In your copy, leave out all pictures and reproduce every entry exactly.

Component data from apps and pages:
━━━━━━━━━━
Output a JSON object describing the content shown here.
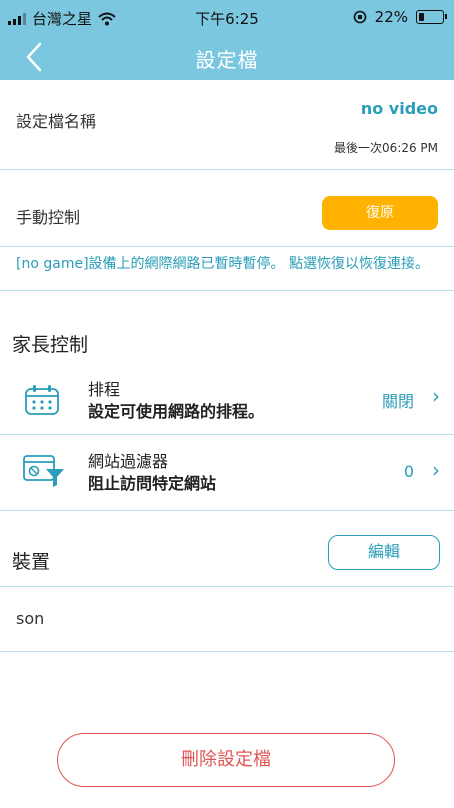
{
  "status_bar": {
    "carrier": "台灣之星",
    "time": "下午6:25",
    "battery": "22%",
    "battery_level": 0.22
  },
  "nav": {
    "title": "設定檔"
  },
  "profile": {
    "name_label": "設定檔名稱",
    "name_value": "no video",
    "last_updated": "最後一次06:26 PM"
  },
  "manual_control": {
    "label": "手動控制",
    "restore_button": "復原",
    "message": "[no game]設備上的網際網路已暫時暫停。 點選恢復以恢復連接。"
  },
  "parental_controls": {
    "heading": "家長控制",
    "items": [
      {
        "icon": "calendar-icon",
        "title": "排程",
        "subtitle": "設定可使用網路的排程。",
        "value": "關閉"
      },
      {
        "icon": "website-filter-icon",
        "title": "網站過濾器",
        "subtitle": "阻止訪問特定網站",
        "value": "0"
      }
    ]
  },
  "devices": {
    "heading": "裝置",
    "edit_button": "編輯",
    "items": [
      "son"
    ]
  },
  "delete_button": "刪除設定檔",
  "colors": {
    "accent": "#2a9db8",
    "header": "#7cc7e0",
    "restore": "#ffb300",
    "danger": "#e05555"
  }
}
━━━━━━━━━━
■ Exercise result ■
Output a JSON object describing the content shown here.
{
  "status_bar": {
    "carrier": "台灣之星",
    "time": "下午6:25",
    "battery": "22%",
    "battery_level": 0.22
  },
  "nav": {
    "title": "設定檔"
  },
  "profile": {
    "name_label": "設定檔名稱",
    "name_value": "no video",
    "last_updated": "最後一次06:26 PM"
  },
  "manual_control": {
    "label": "手動控制",
    "restore_button": "復原",
    "message": "[no game]設備上的網際網路已暫時暫停。 點選恢復以恢復連接。"
  },
  "parental_controls": {
    "heading": "家長控制",
    "items": [
      {
        "icon": "calendar-icon",
        "title": "排程",
        "subtitle": "設定可使用網路的排程。",
        "value": "關閉"
      },
      {
        "icon": "website-filter-icon",
        "title": "網站過濾器",
        "subtitle": "阻止訪問特定網站",
        "value": "0"
      }
    ]
  },
  "devices": {
    "heading": "裝置",
    "edit_button": "編輯",
    "items": [
      "son"
    ]
  },
  "delete_button": "刪除設定檔",
  "colors": {
    "accent": "#2a9db8",
    "header": "#7cc7e0",
    "restore": "#ffb300",
    "danger": "#e05555"
  }
}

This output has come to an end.